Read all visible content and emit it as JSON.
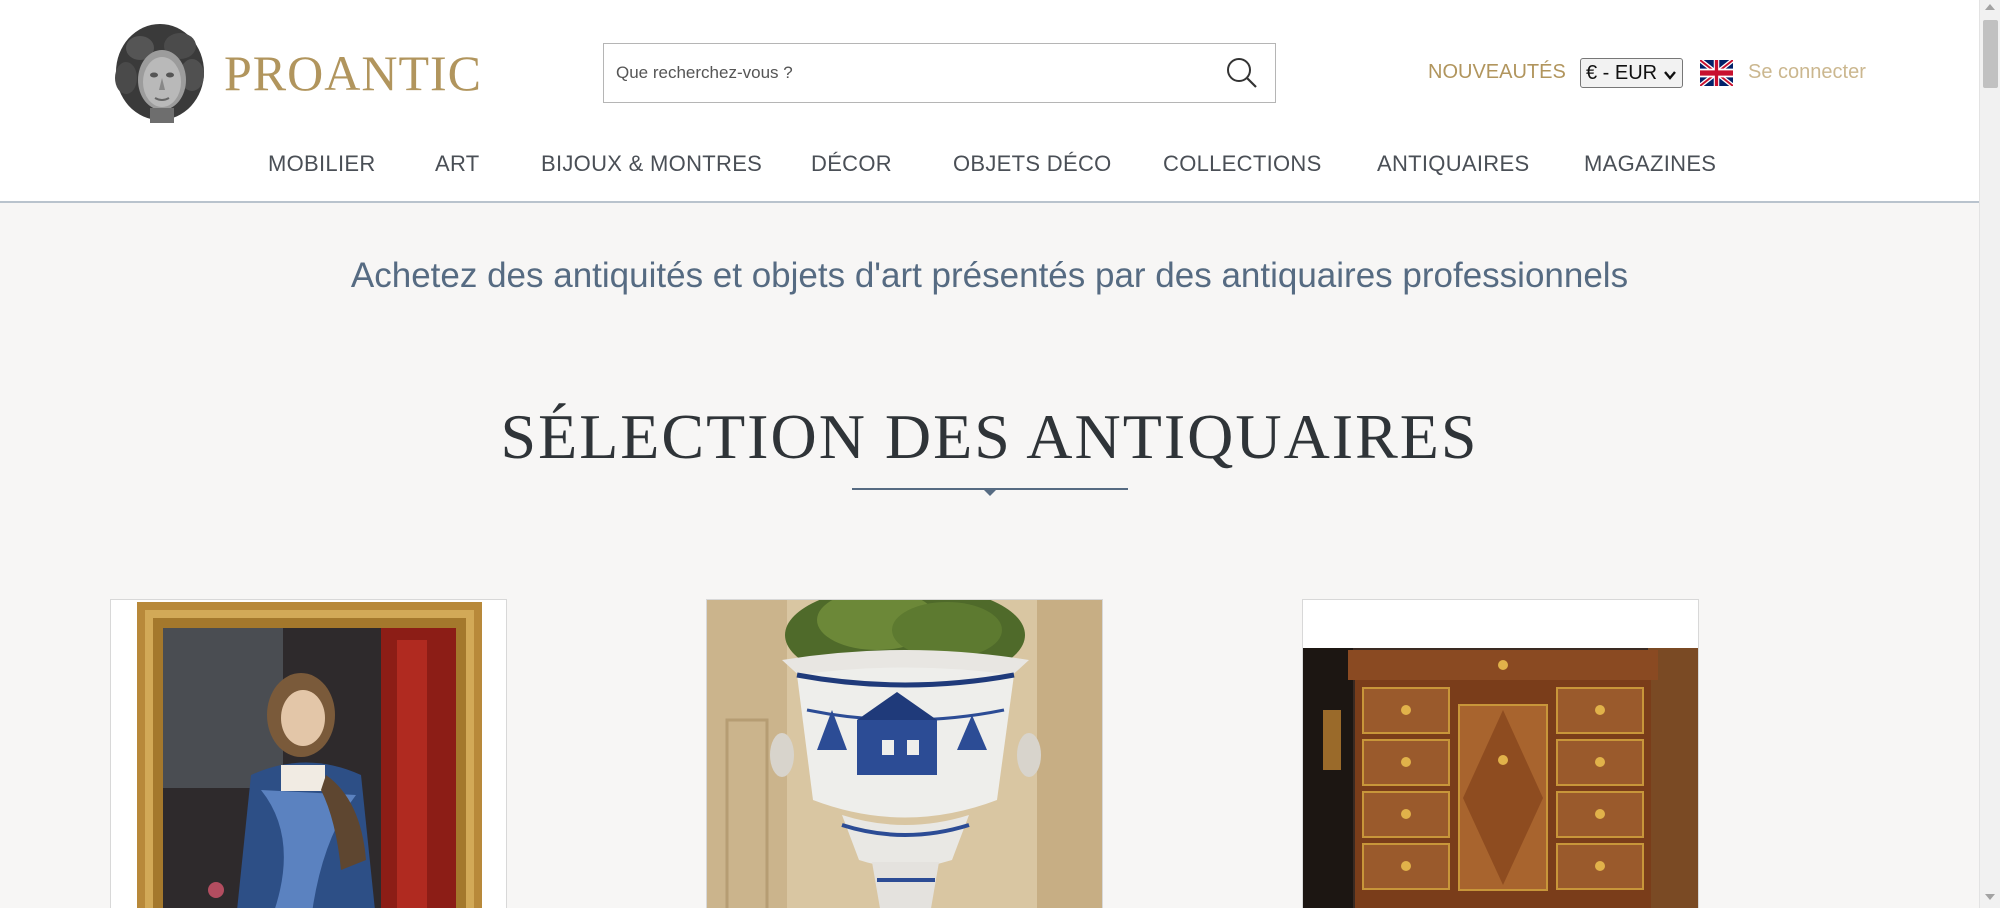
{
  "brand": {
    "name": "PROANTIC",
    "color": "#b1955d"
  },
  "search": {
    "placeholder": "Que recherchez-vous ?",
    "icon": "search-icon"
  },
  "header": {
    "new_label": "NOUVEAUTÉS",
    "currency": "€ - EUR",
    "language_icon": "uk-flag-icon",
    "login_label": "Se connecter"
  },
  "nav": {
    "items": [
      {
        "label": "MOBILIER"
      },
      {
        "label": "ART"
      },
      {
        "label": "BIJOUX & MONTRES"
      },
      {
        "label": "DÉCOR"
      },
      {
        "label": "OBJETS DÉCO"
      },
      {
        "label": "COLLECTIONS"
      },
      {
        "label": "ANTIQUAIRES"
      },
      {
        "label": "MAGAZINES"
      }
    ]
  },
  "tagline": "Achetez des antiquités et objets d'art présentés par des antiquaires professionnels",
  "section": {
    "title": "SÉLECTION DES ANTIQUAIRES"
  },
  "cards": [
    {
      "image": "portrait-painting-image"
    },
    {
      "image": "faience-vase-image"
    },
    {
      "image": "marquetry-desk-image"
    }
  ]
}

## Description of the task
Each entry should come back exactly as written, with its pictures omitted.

## Problem solution
Read all visible content and emit it as JSON.
{
  "brand": {
    "name": "PROANTIC",
    "color": "#b1955d"
  },
  "search": {
    "placeholder": "Que recherchez-vous ?",
    "icon": "search-icon"
  },
  "header": {
    "new_label": "NOUVEAUTÉS",
    "currency": "€ - EUR",
    "language_icon": "uk-flag-icon",
    "login_label": "Se connecter"
  },
  "nav": {
    "items": [
      {
        "label": "MOBILIER"
      },
      {
        "label": "ART"
      },
      {
        "label": "BIJOUX & MONTRES"
      },
      {
        "label": "DÉCOR"
      },
      {
        "label": "OBJETS DÉCO"
      },
      {
        "label": "COLLECTIONS"
      },
      {
        "label": "ANTIQUAIRES"
      },
      {
        "label": "MAGAZINES"
      }
    ]
  },
  "tagline": "Achetez des antiquités et objets d'art présentés par des antiquaires professionnels",
  "section": {
    "title": "SÉLECTION DES ANTIQUAIRES"
  },
  "cards": [
    {
      "image": "portrait-painting-image"
    },
    {
      "image": "faience-vase-image"
    },
    {
      "image": "marquetry-desk-image"
    }
  ]
}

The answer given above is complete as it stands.